The Center for Media and Democracy has signed onto a letter with the American Civil Liberties Union (ACLU) and 26 other civil and human rights groups urging Federal Bureau of Investigations (FBI) director Robert Mueller to reform intelligence tools that express an anti-Muslim bias.
The letter addresses FBI intelligence guidelines for law enforcement that purport to identify when a religious convert becomes a "Homegrown Islamic Extremist," but the list of "indicators" are behaviors protected by the First Amendment. The FBI has publicly declared that "strong religious beliefs should never be confused with violent extremism," but these guidelines contradict that message.
The 2006 FBI Intelligence Assessment called "The Radicalization Process: From Conversion to Jihad" instructs law enforcement officials to pay special attention to alleged "indicators" of extremism, which the report claims include "wearing traditional Muslim attire," "growing facial hair," "frequent attendance at a mosque or a prayer group," "travel to a Muslim country," "increased activity in a pro-Muslim social group or political cause."
The letter explains why this approach is problematic: "Such innocuous behaviors may indicate strong religious beliefs, and each is entirely protected by the First Amendment to the Constitution. Millions of Muslim-Americans may engage in some or all of them on a routine basis. Claiming these behaviors are indicative of a progression toward extremist violence is therefore both factually unsupportable and improper under the law."
That report has negatively influenced counterterrorism policy. The New York Police Department modeled its 2007 "Radicalization in the West" report after the FBI Intelligence Assessment, but reinterpreted some of the radicalism "indicators" to include "becoming involved in social activism and community issues" and "giving up cigarettes, drinking, gambling and urban hip hop gangster clothes."

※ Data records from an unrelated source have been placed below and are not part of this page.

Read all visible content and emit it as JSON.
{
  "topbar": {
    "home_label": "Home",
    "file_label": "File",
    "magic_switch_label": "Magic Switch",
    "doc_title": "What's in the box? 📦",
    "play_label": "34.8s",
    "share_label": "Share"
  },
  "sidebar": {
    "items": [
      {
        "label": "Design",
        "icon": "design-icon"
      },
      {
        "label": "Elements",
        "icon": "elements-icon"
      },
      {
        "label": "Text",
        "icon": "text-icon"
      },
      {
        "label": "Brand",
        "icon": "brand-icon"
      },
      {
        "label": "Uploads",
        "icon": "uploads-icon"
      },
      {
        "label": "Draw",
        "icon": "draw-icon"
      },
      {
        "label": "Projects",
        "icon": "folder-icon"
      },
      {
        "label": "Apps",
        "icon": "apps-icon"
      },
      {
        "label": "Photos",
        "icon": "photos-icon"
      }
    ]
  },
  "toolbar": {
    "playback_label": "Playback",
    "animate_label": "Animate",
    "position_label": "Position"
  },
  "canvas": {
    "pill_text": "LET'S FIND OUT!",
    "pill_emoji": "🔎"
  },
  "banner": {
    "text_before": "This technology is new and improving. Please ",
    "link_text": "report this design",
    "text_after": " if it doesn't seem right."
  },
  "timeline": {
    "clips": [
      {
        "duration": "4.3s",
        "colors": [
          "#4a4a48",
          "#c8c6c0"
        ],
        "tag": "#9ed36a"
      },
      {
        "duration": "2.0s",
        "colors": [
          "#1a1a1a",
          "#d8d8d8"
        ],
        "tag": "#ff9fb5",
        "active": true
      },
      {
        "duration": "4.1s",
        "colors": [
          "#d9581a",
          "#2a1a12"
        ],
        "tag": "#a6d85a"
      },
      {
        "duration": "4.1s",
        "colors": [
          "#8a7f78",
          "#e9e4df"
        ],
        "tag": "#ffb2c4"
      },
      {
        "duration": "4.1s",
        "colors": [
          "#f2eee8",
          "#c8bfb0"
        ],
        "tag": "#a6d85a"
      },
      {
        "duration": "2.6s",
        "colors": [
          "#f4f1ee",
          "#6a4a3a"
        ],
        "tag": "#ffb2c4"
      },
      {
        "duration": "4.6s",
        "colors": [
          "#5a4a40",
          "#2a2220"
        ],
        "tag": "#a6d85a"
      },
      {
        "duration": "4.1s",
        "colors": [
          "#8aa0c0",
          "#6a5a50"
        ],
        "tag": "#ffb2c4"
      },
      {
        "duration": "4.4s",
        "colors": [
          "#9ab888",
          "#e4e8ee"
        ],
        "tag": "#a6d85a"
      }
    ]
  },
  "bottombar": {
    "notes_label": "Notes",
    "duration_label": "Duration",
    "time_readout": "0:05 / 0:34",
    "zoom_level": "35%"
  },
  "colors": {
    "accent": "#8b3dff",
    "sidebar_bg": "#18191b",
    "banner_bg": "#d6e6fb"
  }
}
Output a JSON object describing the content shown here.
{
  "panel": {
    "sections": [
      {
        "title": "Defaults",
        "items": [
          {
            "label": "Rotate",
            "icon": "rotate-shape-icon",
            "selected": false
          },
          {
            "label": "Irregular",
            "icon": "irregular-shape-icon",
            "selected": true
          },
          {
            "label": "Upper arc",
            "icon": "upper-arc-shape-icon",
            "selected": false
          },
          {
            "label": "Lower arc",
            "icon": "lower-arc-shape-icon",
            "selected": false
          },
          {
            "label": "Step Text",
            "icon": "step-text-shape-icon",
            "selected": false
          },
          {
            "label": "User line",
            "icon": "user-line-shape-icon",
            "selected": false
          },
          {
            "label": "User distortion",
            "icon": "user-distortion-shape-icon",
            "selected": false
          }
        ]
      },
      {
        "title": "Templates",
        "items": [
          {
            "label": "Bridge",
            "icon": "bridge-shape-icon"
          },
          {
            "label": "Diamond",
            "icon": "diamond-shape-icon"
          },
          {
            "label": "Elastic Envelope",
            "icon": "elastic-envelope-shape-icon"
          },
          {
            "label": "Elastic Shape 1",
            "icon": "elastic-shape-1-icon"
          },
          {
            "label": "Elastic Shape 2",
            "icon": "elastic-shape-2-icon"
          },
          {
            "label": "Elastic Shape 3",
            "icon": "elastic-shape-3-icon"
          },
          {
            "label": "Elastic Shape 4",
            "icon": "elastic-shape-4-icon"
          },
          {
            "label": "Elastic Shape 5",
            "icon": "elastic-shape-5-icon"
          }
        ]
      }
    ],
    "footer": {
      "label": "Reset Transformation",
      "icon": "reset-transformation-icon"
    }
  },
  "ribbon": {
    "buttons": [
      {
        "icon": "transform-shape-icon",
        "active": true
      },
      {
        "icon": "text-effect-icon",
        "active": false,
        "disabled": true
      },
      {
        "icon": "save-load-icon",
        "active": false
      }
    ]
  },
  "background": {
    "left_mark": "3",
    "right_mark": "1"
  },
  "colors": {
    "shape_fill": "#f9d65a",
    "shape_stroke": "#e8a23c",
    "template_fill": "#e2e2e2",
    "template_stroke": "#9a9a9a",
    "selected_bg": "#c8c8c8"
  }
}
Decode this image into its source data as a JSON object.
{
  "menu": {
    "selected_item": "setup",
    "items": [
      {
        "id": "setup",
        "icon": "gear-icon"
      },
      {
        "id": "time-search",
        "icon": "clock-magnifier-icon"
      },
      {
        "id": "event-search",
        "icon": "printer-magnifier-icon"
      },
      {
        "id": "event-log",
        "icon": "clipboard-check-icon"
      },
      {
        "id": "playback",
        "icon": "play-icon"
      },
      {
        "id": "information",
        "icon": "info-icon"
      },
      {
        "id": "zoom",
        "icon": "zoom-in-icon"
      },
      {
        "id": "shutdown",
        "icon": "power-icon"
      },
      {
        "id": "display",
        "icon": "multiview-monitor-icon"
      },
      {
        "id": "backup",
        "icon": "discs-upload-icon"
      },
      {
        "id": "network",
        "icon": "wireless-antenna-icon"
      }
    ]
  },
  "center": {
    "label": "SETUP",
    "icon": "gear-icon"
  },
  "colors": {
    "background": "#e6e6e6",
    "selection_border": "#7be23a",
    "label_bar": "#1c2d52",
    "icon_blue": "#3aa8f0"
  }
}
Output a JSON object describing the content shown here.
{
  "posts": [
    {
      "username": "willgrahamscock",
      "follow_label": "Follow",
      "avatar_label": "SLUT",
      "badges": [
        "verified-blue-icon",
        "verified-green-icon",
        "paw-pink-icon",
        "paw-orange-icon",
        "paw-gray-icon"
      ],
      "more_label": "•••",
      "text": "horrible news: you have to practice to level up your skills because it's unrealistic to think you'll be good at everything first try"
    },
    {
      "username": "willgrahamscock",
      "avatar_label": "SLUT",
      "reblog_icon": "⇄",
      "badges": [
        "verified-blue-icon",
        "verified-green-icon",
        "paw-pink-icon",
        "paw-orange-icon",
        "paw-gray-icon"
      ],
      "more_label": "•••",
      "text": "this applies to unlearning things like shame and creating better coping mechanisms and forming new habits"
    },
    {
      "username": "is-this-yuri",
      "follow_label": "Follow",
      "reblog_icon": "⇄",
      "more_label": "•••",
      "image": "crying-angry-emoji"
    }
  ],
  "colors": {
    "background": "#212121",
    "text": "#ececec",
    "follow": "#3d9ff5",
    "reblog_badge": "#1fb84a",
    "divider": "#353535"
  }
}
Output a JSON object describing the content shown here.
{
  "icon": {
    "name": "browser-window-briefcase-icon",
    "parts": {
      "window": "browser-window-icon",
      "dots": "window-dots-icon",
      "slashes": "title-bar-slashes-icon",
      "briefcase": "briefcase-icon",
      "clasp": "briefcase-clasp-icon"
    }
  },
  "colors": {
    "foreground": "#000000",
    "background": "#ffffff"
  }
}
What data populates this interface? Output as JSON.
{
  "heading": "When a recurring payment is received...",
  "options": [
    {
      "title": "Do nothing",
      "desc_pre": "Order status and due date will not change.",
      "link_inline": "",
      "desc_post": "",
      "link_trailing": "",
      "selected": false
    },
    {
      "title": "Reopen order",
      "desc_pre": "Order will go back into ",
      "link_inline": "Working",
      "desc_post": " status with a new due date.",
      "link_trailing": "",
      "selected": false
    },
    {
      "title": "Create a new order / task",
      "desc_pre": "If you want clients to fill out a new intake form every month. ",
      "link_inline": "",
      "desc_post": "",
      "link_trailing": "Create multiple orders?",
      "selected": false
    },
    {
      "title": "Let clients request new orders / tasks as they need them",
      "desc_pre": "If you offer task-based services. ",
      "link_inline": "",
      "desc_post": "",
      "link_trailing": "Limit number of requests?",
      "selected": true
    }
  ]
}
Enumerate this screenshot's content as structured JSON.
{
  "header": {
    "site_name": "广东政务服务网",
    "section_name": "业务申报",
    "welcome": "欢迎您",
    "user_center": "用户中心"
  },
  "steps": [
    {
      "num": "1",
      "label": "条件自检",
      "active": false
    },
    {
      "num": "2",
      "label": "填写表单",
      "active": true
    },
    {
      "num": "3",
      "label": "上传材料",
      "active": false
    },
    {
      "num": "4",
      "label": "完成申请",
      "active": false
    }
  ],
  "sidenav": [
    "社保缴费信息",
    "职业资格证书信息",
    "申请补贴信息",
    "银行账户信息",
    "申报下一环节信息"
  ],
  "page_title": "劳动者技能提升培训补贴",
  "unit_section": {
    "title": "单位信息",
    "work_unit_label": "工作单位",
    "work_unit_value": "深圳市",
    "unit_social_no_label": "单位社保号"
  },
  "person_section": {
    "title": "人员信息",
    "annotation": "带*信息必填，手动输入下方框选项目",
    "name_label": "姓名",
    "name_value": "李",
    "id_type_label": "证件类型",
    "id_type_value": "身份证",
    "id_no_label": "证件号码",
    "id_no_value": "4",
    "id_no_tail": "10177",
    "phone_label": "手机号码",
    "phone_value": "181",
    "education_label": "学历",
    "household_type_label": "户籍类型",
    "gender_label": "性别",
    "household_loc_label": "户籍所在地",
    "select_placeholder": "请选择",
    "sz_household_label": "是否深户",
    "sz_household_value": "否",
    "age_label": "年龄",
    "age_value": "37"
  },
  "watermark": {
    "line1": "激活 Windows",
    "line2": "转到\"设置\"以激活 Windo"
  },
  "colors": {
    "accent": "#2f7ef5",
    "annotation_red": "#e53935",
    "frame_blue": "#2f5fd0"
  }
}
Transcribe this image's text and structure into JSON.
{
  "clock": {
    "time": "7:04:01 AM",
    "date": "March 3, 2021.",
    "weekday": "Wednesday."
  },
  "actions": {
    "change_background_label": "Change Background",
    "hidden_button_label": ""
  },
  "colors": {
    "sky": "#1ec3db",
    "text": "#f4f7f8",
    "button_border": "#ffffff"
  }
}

The letter goes on to argue that the currently prescribed counterterrorism tools drive "a wedge between the government and religious communities," which could prove to be very damaging to law enforcement efforts. According to Michael Leiter, Director of the National Counterterrorism Center, "Many of our tips to uncover active terrorist plots in the United States have come from the Muslim community," so government policies that alienate peaceful Muslim-American communities are counterproductive.
The letter recommends that the 2006 report be withdrawn, and that the FBI issue "revised guidance clearly stating that religious practices and political advocacy are protected activities under the First Amendment, and are not indicators of future violence."
Other organizations signing onto the "transpartisan" letter besides the ACLU and CMD include non-partisan groups including groups from the political right, left, and middle, such as:
- Muslim Public Affairs Council
- Muslim Advocates
- Brennan Center
- Rights Working Group
- Arab-American Anti-Discrimination Committee (ADC)
- Center for Constitutional Rights
- Bill of Rights Defense Committee
- DownSizeDC.org, Inc.
- Government Accountability Project
- Defending Dissent Foundation
- Rutherford Institute
- Asian Law Caucus
- Muslim Consultative Network
- Human Rights First
- South Asian Americans Leading Together (SAALT)
- Islamic Society of North America
- Muslim American Society
- Muslim Progressive Traditionalist Alliance
- Women in Islam, Inc.
- Jews Against Islamophobia
- Women Against Islamophobia and Racism (WAIR)
- Association of Muslim American Lawyers (AMAL)
- Arab American Institute
- Creating Law Enforcement Accountability and Responsibility Program (C.L.E.A.R.) at CUNY School of Law
- Council on American-Islamic Relations (CAIR)
- Council on American-Islamic Relations – New York Chapter